Like anything else, when one is considering a pipe to purchase price is one of the factors that comes into play. Apart from whether a pipe’s price fits into your budget or not, is it possible to establish if the cost of the pipe determines its smoking quality? Up to a point, I would say yes. I believe that there is a world of difference between a $25 pipe and a $100 pipe in terms of how the pipe smokes. But the difference between a $100 pipe and a $500 pipe is probably negligible.
What you find in a $500 pipe that you may not find in a $100 pipe (and you certainly don’t find in a $25 pipe) is that the craftsmanship and aesthetics are taken to the next level. The attention to detail, grain pattern, etc. is superior in a high-priced pipe, and you’re also paying partly for the name on the pipe.
Out of the 50 or so pipes I have in my collection, the best smoking pipe I own is a Peterson that I paid $65 for. It’s a rusticated straight bulldog and from day one it has smoked completely down to white ash, never hot, never wet. I own a $400 Ser Jacopo that I love, but it doesn’t smoke quite as good as that Peterson. Do I regret purchasing the Ser Jacopo? Not at all! Its one of my favorite shapes (a Canadian), fits my hand perfectly and gives me consistently good smokes. But in terms of smoking quality only, the Peterson has the edge.
And that’s where the other factors come in when deciding on a pipe. It’s not just smoking quality or price, but the looks of the pipe, its weight, how it feels in your hand, the shape, etc. All those elements and more add up to provide the overall value of the pipe.
When I worked at a pipe and tobacco shop, I always recommended new smokers to try an inexpensive basket pipe just to see if they liked the overall experience. If they did, I urged them to upgrade to a more expensive pipe once they could afford it. For those that stuck with pipe smoking, they never regretted it. The overall experience was that much better with a quality pipe.

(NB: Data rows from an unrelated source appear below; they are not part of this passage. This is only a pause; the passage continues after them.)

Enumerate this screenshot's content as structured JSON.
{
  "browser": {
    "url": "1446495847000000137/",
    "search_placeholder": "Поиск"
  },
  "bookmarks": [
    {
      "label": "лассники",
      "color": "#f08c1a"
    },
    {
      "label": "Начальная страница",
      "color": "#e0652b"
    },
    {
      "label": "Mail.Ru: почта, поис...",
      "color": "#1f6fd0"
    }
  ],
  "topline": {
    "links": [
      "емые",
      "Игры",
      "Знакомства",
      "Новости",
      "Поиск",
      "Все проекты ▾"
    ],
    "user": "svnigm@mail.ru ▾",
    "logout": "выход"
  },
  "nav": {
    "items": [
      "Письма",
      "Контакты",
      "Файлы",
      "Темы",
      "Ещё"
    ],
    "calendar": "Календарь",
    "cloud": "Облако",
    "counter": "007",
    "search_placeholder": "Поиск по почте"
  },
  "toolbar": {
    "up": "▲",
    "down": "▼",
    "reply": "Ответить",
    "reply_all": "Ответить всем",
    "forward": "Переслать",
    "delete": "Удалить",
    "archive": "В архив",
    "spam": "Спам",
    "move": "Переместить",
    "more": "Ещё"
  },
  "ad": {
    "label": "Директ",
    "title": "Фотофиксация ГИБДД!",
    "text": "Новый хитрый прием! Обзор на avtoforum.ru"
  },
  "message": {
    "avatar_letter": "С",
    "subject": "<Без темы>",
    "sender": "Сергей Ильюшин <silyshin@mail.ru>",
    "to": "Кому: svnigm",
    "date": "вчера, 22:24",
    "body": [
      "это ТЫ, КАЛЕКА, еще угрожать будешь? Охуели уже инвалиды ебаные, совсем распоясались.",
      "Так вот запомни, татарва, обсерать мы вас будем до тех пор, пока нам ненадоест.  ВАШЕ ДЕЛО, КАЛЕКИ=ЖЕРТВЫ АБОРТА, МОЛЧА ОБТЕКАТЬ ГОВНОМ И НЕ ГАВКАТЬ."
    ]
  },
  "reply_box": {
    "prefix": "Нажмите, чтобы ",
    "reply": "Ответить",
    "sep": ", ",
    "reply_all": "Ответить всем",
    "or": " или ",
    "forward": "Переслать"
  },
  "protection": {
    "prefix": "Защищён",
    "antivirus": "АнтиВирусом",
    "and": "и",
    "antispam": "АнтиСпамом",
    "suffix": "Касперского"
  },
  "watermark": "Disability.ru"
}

And with that, I think I’ll fire up…an Ascorti. It was my first “good” pipe which I’ll write more about later.